By Sra Oellana
When was the last time you asked yourself why you work out? Or, if you aren’t currently working out, when was the last time you thought about the benefits of working out? My guess is, you associate movement and working out with weight loss and physique changes.
For years, I worked out because I wanted to lose weight. As I got older, I started working out to build more muscle. I knew that once I turned 40 increasing my muscle mass would be more difficult. I wanted to age well. Especially after my third stent in physical therapy.
When I was 14, I injured my right ankle and it never healed correctly. I have reinjured that ankle, and somewhere in there added injuries to my left ankle. Over the past 30 years I have been to physical therapy three times in an effort to repair the damage. The problem is, I never stuck with my exercises. As soon as I would get better, I’d stop.

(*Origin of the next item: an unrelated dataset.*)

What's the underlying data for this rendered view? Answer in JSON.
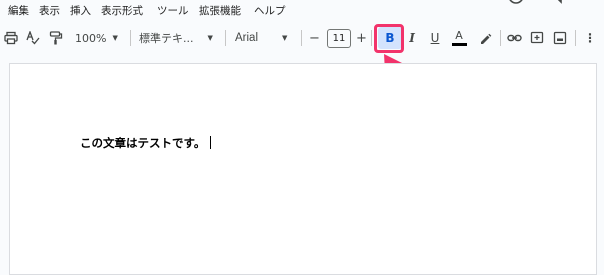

I didn’t understand the value of my health and had no idea that I needed to continue to exercise my ankles to keep them strong enough to prevent injuries.
Because I associated working out with weight loss and physical changes, I had no true understanding of health and what it means to be healthy.
Over the past 14 years, I have worked out consistently. I started with an exercise bike and slowly worked my way to at home workouts. Different jobs and seasons of my life stopped my workouts from time to time, but I never felt well during these periods. I didn’t sleep well, overate, and had no focus. It wasn’t until my ankle started locking up, that I realized I needed movement back in my life.
Getting back to workouts was really hard. I started slowly and worked my way into gym workouts. Now I religiously spend at least an hour a day in the gym. But something has shifted: I no longer workout to lose weight; I work out because of how it makes me feel. I love the clarity and focus I receive because I devote my time to improving myself. I am addicted to the different perspectives I gain while I sweat things out in the gym. I love that I am physically exhausted at night. I still push myself, changing exercises and increasing my weights, but I do it to challenge myself, to keep myself interested.
Increasing movement has been linked to positive mindsets, increased energy, and the ability to solve problems and challenges more quickly. Adding movement to your day has also been shown to lower your chances of developing chronic diseases. And the best part? Any movement counts. Simply adding a five minute walk up and down your driveway, or if you are in an office with stairs, climb the stairs every afternoon can help have positive lasting effects.
No matter how you add movement to your day, add five minutes each day. And when you have built this habit, increase it to 10 minutes. I promise you will love the results.
Sara Orellana, MS, MPH is a community volunteer, entrepreneur, author, amateur chef, and advocate for rescued animals. She may be reached by email at email@example.com.